Sharlto Copley – District 9
Director Neill Blomkamp and Copley had been friends since high school when he was cast in District 9. Originally he had no intention of doing the film, as he was already working in the entertainment industry as a small-time producer, but he was coaxed into the role after enough determination from Blomkamp.
Haing S. Ngor – The Killing Fields
Finding an actor to accurately portray the horrors of a genocide is a daunting task. Instead of bringing a trained actor in to attempt this feat, Ngor was cast. Ngor was hesitant to play the part as he actually had to traverse minefields and eat rats when he fled from Khmer Rouge captors. Ngor in turn would become the first Asian to win best supporting actor for his role.
Vinnie Jones – Lock, Stock, and Two Smoking Barrels
Jones is a certified [email protected]$$ that was actually a soccer enforcer taking on his tough guy role in movies. Director Guy Ritchie saw the potential in Jones and cast him in the movie, along with his then-unknown friend Jason Statham.
Rob Brown – Finding Forrester
Being cast opposite of the legendary Sean Connery was no easy feat. What makes it even more impressive from Brown is the fact that he had no prior acting experience aside from a role in a third school play. Brown initially showed up to a casting call to be an extra but landed the lead role after director Gus Van Sant found out that his background was eerily similar to that of the main character.
Stu Rutherford – What We Do in the Shadows
In the 2014 film “What We Do in the Shadows,” the IT guy named Stu is actually an IT guy names Stu. His role was initially brought on as a practical joke but the writers ended up making him an important role and fan favorite.
Jaye Davidson – The Crying Game
Davidson was a fashion model when he stumbled drunk into a party. Well someone gave him a phone number and asked him he would like to be in a movie. He didn’t even remember the encounter but called the number anyways as was cast as the transgender character Dil in the Crying Game.
Thomas Horn – Extremely Loud and Incredibly Close
Horn first appeared on Jeopardy! Kids Week and earned over $30,000 from the show. The producers of the movie saw him on the show and picked him to play the role of Oskar Schell, opposite of Tom Hanks and Sandra Bullock. The film received mixed reviews but Horn was acclaimed as gifted and very well cast.
Frank Silva – Twin Peaks

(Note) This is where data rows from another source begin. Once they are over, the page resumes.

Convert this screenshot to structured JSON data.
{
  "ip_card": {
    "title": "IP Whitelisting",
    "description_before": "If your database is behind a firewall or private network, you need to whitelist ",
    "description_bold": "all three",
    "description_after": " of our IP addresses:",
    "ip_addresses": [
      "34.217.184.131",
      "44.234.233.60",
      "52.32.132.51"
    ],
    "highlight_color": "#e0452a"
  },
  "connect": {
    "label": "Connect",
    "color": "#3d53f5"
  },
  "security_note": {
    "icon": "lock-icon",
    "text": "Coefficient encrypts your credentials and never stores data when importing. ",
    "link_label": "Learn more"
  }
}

Silva was a set dresser on Twin Peaks when he inadvertently appeared in a shot on the show. Director David Lynch though he looked creepy enough to play the demonic “Killer BOB” and upgraded him to a cast member. Even after his untimely death, Lynch was able to use archival footage to keep him in the show.
Barkhad Abdi – Captain Phillips
Abdi was such a convincing Somali pirate that it is difficult to believe he had never acted a day in his life. While he was a chauffeur in Minneapolis, he responded to a local casting call for background characters before being cast opposite of Tom Hanks. His “Look at me. I am the captain now,” was even ad-libbed but has gone on to be the most famous line of the film.
Danny Trejo – Runaway Train
Trejo was an ex-con working as a youth counselor when he arrived on set of Runaway Train to help a young crew member who was battling a substance problem. The director asked Trejo is he would like to be an extra in a prison scene and, in true Danny Trejo fashion, he said yes. Trejo has gone on to be in nearly 150 movies and is known for saying yes to any role he is asked to play.
Harold Russell – The Best Years of Our Lives
Russell was a real-life veteran and double amputee before he entered Hollywood. He lost both of his hands in WWII but quickly mastered his prosthetic hooks and starred in a military training film. Shortly after he was offered a role to further showcase his abilities but he turned it down under the belief that he would fail. Fortunately he changed his mind as he ended up winning two Oscars for his role.
Darlene Cates – What’s Eating Gilbert Grapes
When you are opposite Johnny Depp and Leonardo DiCaprio, you have to be on top of your game. That is what makes it so odd that Cates had never acted before. In fact, she was discovered after appearing on an episode of The Sally Jessy Raphael Show in 1992 called “Too Heavy to Leave Their House.” Screenwriter Peter Hedges saw Cates and knew that she was perfect for the role.
Sasha Lane – American Honey
Sometimes being in the right place at the right time is all it takes. Lane was a teenager roaming around Miami when she was approached by Andrea Arnold, writer/director of American Honey. She appeared opposite of Shia LaBeouf in the film and even won the Jury prize at the 2016 Cannes Film Festival.
R. Lee Ermey – Full Metal Jacket
In real life, Ermey was a drill instructor in the Marine Corps and served from 1961 until he was medically retired in 1972. He used his G.I. Bill to study at the University of Manila in the Philippines and appeared in several military movies as a technical advisor but it was his role as Gunnery Sergeant Hartman in 1987 that sparked his acting career.